• Task inputs:
※ ※ ※
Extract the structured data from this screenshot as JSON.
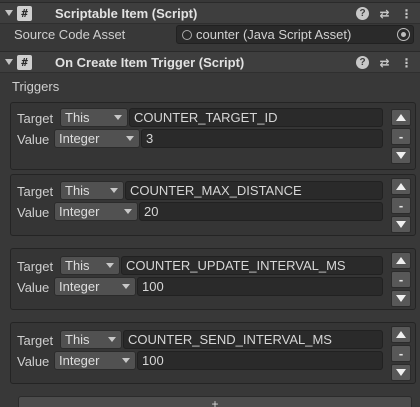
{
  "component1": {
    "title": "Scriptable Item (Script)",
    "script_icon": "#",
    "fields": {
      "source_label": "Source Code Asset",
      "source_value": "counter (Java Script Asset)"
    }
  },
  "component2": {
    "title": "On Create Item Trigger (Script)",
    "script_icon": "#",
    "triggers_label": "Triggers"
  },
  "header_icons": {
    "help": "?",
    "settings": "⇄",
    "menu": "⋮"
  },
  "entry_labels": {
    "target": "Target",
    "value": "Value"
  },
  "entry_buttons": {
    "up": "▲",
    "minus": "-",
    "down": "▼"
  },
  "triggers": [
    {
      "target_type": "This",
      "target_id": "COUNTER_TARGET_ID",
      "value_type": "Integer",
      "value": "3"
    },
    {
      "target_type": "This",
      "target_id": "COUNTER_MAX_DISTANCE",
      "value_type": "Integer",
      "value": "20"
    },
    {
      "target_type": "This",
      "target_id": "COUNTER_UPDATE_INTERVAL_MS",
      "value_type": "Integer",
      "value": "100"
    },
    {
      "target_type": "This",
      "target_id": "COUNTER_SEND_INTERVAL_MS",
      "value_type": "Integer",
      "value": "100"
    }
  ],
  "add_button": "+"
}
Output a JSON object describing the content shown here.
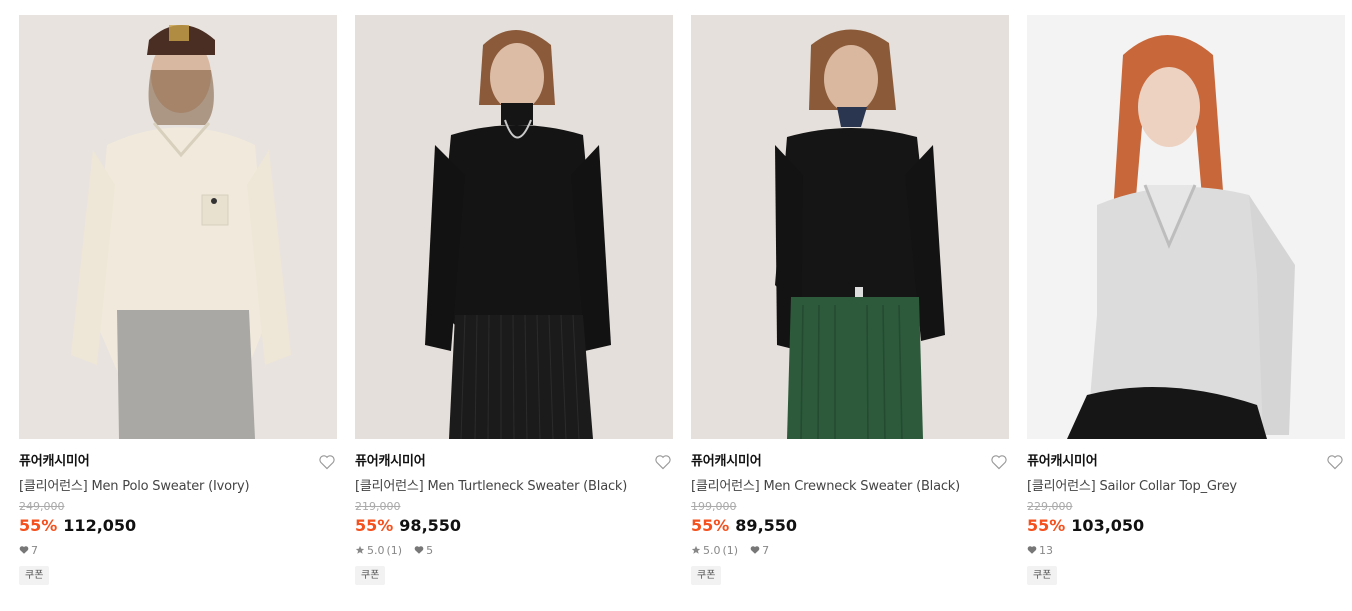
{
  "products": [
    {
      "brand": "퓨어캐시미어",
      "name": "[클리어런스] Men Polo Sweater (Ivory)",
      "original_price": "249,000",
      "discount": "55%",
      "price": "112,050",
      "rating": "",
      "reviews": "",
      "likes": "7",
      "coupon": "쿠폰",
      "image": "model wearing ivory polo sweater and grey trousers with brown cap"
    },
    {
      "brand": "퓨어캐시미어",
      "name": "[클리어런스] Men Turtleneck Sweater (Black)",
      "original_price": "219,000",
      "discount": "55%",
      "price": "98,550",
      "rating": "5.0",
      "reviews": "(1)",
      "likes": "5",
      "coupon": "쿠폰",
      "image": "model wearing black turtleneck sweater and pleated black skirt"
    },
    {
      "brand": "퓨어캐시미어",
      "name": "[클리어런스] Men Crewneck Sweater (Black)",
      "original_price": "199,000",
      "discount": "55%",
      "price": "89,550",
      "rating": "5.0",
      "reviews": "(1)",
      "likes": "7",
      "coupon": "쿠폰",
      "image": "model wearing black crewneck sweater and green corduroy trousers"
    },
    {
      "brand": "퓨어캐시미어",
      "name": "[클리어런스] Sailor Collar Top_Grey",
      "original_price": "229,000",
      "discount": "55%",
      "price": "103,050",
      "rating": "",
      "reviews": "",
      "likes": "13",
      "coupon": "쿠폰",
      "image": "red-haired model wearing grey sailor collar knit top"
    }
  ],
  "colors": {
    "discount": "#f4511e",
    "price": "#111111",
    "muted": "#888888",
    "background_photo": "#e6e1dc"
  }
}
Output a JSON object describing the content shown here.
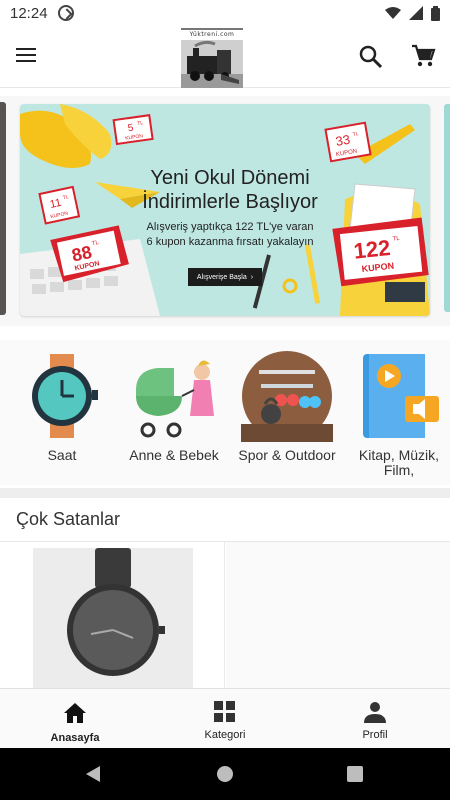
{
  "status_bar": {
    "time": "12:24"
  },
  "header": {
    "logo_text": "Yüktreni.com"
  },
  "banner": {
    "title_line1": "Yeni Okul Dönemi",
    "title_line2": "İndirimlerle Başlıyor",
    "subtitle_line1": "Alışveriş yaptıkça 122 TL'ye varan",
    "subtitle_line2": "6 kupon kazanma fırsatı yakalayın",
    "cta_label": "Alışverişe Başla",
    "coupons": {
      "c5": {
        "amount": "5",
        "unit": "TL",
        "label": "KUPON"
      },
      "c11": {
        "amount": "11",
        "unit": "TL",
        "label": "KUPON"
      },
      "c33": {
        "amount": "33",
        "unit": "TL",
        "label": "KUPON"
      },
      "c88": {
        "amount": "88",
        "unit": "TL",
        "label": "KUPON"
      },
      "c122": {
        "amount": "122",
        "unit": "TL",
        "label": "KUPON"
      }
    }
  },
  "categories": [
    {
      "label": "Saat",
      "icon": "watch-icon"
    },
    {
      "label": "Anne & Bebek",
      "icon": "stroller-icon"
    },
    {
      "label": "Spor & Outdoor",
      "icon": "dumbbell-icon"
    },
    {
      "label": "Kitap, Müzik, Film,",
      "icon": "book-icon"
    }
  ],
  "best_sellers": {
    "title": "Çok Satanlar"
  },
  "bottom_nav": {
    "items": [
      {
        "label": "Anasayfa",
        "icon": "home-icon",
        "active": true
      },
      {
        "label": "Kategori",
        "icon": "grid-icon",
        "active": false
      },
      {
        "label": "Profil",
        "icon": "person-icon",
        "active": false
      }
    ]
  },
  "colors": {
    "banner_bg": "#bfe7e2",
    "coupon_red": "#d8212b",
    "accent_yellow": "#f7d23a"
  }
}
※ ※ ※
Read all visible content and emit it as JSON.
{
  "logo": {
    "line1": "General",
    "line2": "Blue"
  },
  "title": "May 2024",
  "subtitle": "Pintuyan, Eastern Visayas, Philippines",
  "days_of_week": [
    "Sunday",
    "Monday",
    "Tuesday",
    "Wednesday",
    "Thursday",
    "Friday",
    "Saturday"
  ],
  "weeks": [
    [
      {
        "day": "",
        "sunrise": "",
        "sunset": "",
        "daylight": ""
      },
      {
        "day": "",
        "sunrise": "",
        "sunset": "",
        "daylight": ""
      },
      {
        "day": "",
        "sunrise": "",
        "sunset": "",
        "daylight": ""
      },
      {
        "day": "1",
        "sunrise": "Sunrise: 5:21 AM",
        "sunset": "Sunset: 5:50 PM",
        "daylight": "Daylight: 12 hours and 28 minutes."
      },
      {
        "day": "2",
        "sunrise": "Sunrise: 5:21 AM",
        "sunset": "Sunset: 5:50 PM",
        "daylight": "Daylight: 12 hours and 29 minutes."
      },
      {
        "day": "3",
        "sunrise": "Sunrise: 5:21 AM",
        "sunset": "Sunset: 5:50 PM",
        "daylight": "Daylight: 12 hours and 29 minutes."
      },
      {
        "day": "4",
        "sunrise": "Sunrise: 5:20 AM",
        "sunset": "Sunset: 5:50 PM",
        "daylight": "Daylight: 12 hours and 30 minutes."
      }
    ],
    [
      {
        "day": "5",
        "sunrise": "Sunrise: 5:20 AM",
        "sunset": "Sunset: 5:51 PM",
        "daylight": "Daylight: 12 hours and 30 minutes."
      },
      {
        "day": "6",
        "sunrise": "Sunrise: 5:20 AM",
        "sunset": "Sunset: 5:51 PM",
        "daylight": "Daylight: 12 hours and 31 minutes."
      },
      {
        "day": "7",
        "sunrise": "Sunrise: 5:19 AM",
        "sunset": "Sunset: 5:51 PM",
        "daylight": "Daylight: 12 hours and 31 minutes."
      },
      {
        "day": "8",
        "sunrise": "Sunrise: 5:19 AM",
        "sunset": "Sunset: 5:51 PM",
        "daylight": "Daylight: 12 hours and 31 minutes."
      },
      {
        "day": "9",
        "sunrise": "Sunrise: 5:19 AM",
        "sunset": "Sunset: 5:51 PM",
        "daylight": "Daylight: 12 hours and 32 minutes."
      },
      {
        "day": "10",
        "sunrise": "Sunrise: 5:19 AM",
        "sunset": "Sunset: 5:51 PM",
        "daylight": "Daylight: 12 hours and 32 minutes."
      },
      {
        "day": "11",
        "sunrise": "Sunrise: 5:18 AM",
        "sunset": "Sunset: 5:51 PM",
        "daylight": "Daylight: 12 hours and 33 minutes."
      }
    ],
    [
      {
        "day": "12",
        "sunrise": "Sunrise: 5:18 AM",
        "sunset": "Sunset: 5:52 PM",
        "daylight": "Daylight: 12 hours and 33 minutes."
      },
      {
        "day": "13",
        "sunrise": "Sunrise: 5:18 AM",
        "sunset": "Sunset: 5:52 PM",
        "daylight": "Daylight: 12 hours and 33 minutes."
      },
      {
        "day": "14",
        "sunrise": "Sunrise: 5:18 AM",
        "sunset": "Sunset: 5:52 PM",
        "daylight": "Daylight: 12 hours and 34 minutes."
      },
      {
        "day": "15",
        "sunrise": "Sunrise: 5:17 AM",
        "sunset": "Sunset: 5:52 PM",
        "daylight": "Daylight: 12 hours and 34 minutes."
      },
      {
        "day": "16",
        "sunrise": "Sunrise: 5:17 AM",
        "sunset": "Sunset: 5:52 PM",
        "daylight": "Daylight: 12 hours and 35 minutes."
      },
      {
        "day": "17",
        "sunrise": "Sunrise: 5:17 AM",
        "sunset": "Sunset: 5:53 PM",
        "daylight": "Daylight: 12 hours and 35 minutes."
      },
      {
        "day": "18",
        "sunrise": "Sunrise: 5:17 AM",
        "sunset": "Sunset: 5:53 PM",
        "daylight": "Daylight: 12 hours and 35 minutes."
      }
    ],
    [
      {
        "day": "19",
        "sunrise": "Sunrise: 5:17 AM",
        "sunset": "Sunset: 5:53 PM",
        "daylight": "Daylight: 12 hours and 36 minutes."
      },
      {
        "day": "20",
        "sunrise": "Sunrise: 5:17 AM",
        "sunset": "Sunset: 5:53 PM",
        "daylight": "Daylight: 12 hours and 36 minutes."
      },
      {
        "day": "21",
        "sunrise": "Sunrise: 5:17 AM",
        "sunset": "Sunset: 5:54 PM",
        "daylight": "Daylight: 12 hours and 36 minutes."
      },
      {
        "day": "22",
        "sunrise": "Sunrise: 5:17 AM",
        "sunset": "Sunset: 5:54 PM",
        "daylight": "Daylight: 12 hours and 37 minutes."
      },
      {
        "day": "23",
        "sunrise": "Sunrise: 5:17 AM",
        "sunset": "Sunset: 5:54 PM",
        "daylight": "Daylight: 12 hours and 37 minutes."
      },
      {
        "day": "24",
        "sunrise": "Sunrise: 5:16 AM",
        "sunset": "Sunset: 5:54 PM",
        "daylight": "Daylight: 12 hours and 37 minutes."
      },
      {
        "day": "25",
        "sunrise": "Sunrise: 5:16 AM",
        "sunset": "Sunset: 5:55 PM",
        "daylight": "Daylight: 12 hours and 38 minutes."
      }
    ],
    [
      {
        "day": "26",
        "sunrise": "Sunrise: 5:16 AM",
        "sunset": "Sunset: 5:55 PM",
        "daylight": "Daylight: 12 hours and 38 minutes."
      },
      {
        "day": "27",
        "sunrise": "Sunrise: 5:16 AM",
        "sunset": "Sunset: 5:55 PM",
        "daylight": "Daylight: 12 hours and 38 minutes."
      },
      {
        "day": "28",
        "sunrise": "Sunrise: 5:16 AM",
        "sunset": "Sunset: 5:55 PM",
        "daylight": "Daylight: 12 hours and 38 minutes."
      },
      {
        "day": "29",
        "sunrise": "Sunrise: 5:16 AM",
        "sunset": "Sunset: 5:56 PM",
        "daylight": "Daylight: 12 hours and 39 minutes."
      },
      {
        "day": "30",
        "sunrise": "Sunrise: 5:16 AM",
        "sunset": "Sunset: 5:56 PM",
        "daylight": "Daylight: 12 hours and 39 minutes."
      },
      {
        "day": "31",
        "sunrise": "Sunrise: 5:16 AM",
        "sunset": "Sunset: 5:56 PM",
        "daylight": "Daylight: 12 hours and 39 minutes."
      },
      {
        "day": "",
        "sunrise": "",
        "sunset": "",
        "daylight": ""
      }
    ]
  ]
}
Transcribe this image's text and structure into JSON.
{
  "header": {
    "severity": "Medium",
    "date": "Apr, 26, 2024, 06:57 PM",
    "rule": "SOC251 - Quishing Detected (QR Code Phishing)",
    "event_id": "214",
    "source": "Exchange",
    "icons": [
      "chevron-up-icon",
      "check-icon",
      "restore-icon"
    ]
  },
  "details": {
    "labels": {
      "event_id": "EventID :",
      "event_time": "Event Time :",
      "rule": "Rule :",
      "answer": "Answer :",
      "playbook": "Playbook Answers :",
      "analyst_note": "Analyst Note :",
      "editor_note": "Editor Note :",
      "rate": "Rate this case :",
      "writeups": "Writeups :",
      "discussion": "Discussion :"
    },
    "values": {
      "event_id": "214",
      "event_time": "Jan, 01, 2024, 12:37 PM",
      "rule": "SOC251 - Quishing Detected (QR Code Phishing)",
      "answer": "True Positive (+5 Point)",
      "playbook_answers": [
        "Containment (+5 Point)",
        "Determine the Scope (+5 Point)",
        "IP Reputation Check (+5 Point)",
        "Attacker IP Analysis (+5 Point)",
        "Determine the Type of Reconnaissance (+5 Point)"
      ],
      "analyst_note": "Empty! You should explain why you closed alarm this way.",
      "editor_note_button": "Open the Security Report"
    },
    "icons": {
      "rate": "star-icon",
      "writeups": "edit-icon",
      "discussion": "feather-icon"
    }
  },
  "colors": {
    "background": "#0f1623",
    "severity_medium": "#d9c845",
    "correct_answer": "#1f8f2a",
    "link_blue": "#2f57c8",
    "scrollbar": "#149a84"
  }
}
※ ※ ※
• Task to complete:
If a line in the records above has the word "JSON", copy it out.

• Result:
Extract the structured data from this screenshot as JSON.
Output a JSON object describing the content shown here.
Output a JSON object describing the content shown here.
Read all visible content and emit it as JSON.
Transcribe this image's text and structure into JSON.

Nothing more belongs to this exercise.